Hmmm. Ze first thing I 'ave to say about M. Brannair's movie is zat I was not at first terribly impressed by his performance as me. 'E 'as given 'imself a moostash which makes it look like some minkeys are 'ideeng oop 'is nose, and 'e plays me as if I 'ave ze OCD. It almost makes me zink M. Brannair is takeeng ze mickey out of ze great Poirot. It is ze very big and broad performance.
Zen again, zis is ze fairly big and broad movie, made on ze laveesh scale wiz plenty of ze CGI, which if nuzzink else means it does not look like ze Sunday night telly, a trap into which many of zese period movies fall. On ze othair 'and, it does ze tradeetional period movie zing where all ze production value and set designs are carefully stook oop on ze screen. Zere are many shots of people foldeeng ze napkins and so on; it often looks more like a big commaircial for ze train 'oliday zan ze actual murdair-mystery.
Ze sense that M. Brannair is once again playeeng it all rathair safe as a director is confirmed as ze movie goes on, for zis seems very much like ze Christie movie done by ze numbairs. Zere is, as I 'ave mentioned, ze all-star cast; later on zere is ze bit where I, ze great Poirot, assemble all ze suspects and reveal who it was that actually dunnit. Of course zees is modern 'Ollywood and so there is some fisticuffs and shooteng which I do not recall actually 'appening at ze time, but c'est la vie, especially if you are a fictional detective.

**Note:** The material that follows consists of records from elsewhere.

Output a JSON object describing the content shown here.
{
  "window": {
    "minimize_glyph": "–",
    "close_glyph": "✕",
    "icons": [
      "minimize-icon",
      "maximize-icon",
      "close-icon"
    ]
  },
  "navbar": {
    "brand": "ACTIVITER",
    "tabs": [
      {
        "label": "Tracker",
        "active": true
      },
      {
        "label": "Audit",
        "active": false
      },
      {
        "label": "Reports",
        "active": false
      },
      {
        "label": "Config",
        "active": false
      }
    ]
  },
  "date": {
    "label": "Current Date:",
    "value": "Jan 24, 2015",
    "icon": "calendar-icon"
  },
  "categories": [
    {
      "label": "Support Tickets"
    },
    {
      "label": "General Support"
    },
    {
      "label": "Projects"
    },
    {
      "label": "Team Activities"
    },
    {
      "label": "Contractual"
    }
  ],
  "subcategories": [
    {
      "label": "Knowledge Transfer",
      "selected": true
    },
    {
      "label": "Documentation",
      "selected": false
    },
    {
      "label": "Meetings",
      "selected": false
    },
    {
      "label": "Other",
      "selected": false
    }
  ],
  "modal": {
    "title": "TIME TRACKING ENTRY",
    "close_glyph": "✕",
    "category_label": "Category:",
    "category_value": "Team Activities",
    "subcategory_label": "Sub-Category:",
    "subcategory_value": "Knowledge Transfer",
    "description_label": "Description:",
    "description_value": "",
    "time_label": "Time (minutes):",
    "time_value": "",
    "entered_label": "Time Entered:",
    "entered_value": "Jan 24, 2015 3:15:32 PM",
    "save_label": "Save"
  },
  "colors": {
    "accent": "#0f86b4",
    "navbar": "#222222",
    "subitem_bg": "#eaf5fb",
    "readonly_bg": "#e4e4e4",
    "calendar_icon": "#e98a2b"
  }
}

Zis is of course ze very famoos story, and I am willeeng to bet that many people who 'ave nevair read Aggie's book already know this story and ze somewhat unusual tweest in ze tale. 'Owever, ze actual mechanics of ze mystery seem to get a leetle bit lost beneath all ze gloss and ze big performances (I 'ave to say I did warm oop to ze Brannair-Poirot once I 'ad got used to ze ridiculous moostash). Certainly I get ze sense that the actual 'oodunnit is fighteeng for prominence alongside everything else in ze movie.
I did ask your regular correspondent what 'e thought of ze story, which 'e apparently read in one sitting on a dull day in Bishkek some years ago. 'E said 'e thought it was okay, but was left a little morally queasy by ze conclusion of ze tale (I cannot say more wizzout it being a spoiler alert). Well, if zere is one thing to be said for M. Brannair's take on ze movie it 'is that it does not shy away from the moral ambiguity at ze 'eart of ze story, and indeed elevates it to a rathair central position in proceedeengs. Maybe zees makes me, ze great Poirot, look a bit lackeeng in moral authority, but frankly this is less worrying for me than zat stupid moostash which M. Brannair 'as insisted on wearing.
Well, in ze end, I suppose zees movie will do okay: it looks nice, it 'as ze good cast giving ze crowd-pleaseeng performances, and ze 'ole zing works very 'ard to give off ze touch of class in every department. All I will say is zat ze studio seem to think zey are making a jolly, cosy, tradeetional murdair-mystery film, while M. Brannair sometimes appears to be under ze impression he is making ze very serious film about ze absence of ze moral absolutes and ze wounding of ze soul which can be caused by guilt and grief. Wiz a very big moostash. If zese two things do not go together perfectly, zen that explain why ze new version of Murder on the Orient Express sometimes feels like a train with an engine at each end, pulleeng it in more than one direction at a time. Maybe as a result it doesn't really end up goeeng anywhere much, but at least ze scenery is nice dureeng ze trip.